I'm stuck. I don't particularly like how I'm assessing in Algebra, but I'm not bright (creative?) enough to figure out how to do it better.
I've tried to strike an uneasy balance the last two years between my fairly traditional Algebra curriculum and some of my more "untraditional" views. The compromise has been to assess over the traditional Algebra skills using a semi-standards-based-grading approach (see this and this and this and this to get an idea), while trying to utilize a more inquiry-based approach to exploring the concepts (followed by traditional, algorithm-based approaches via video in order to reinforce the skills and simultaneously free up the class time to actually do the inquiry first). It's been a flawed, uneasy compromise, but I still think it's been more successful than my more traditional approach in my first incarnation as a math teacher.
What I'd like, however, is to somehow transform my assessments into something a bit more higher order/meaningful, while still retaining the ability to assess whether the students have mastered the discrete skills that are still a big part of my curriculum. My students will have laptops this year (more on that in a future post) and, ideally, I would love my assessments to be open-Internet assessments.

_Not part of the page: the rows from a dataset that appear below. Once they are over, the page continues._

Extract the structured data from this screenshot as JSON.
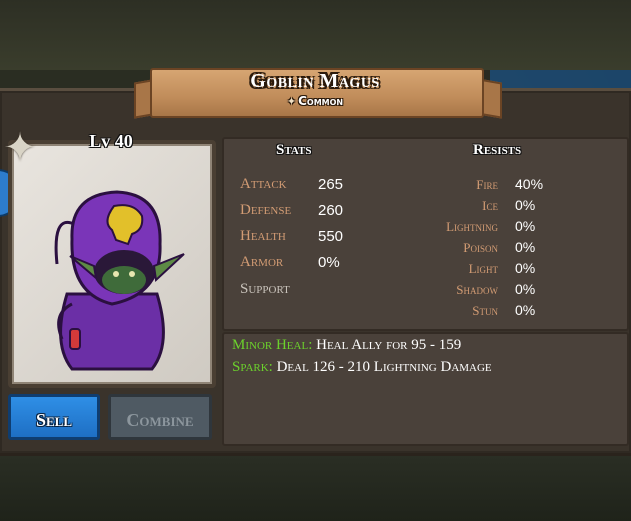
{
  "unit": {
    "name": "Goblin Magus",
    "rarity": "Common",
    "level": "Lv 40"
  },
  "stats": {
    "header": "Stats",
    "rows": [
      {
        "label": "Attack",
        "value": "265"
      },
      {
        "label": "Defense",
        "value": "260"
      },
      {
        "label": "Health",
        "value": "550"
      },
      {
        "label": "Armor",
        "value": "0%"
      },
      {
        "label": "Support",
        "value": ""
      }
    ]
  },
  "resists": {
    "header": "Resists",
    "rows": [
      {
        "label": "Fire",
        "value": "40%"
      },
      {
        "label": "Ice",
        "value": "0%"
      },
      {
        "label": "Lightning",
        "value": "0%"
      },
      {
        "label": "Poison",
        "value": "0%"
      },
      {
        "label": "Light",
        "value": "0%"
      },
      {
        "label": "Shadow",
        "value": "0%"
      },
      {
        "label": "Stun",
        "value": "0%"
      }
    ]
  },
  "abilities": [
    {
      "name": "Minor Heal:",
      "desc": "Heal Ally for 95 - 159"
    },
    {
      "name": "Spark:",
      "desc": "Deal 126 - 210 Lightning Damage"
    }
  ],
  "buttons": {
    "sell": "Sell",
    "combine": "Combine"
  },
  "colors": {
    "ability_name": "#6cd22c",
    "stat_label": "#d39c74",
    "sell_button": "#1e6fc4"
  },
  "icons": {
    "rarity": "star-icon",
    "badge": "star-badge-icon"
  }
}
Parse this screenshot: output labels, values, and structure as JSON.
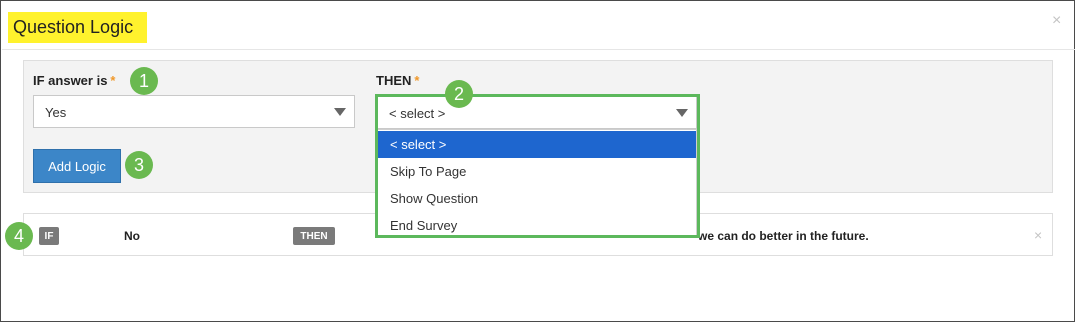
{
  "dialog": {
    "title": "Question Logic",
    "close_label": "×"
  },
  "form": {
    "if_label": "IF answer is",
    "then_label": "THEN",
    "required_mark": "*",
    "if_select_value": "Yes",
    "then_select_value": "< select >",
    "add_logic_label": "Add Logic"
  },
  "dropdown": {
    "options": [
      "< select >",
      "Skip To Page",
      "Show Question",
      "End Survey"
    ],
    "selected_index": 0
  },
  "logic_row": {
    "if_tag": "IF",
    "if_value": "No",
    "then_tag": "THEN",
    "then_value_fragment": "we can do better in the future.",
    "remove_label": "×"
  },
  "callouts": [
    "1",
    "2",
    "3",
    "4"
  ],
  "colors": {
    "title_highlight": "#fff22d",
    "callout": "#6ab950",
    "button": "#3c86c8",
    "selected_option": "#1e66cf",
    "required": "#f0982a"
  }
}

But this is where I keep running into a brick wall - I haven't been able to figure out how to design assessments that not only test the skills that students are required to learn, but with problems that can't be solved effortlessly with Wolfram Alpha (and thereby don't give me enough information to tell what my students have learned about the Algebra). I haven't been able to figure out how to come up with more meaningful assessment activities for my students, but that still fit within the very limited time I get to see them (and also retain the ability to easily re-assess outside of class that I've utilized the last two years). I haven't been able to reconcile my belief that students still do need algebra-sense (akin to number sense), to know how to think about mathematics and perform some of those algorithmic algebra skills, with my just-as-strong belief that learning those skills in isolation and without context is pretty pointless (and not as successful as I'd like, either).
Some of this, undoubtedly, is a result of trying to balance two pretty incompatible things, yet that's still where I find myself. I can certainly stick with the assessments I've used the last couple of years and ignore my views about students being able to use resources on the Internet to help them, and redouble my efforts to come up with better inquiry-based activities to push my students' thinking. But I suspect that, while I might feel a bit more successful if I accomplish that, I'll be sitting here one year from today feeling essentially the same - that the whole is in this case actually somewhat less than the sum of the parts.
Now that I've gotten this far, I really have no idea what the point of this post is, other than a Hail Mary out to the blogosphere for someone to leap very high and pull me in. Any words of wisdom or links to resources would be appreciated (but, truly, I don't need any "I'm sure you're doing great . . ." type of comments, although I appreciate the kindness and intent of such comments).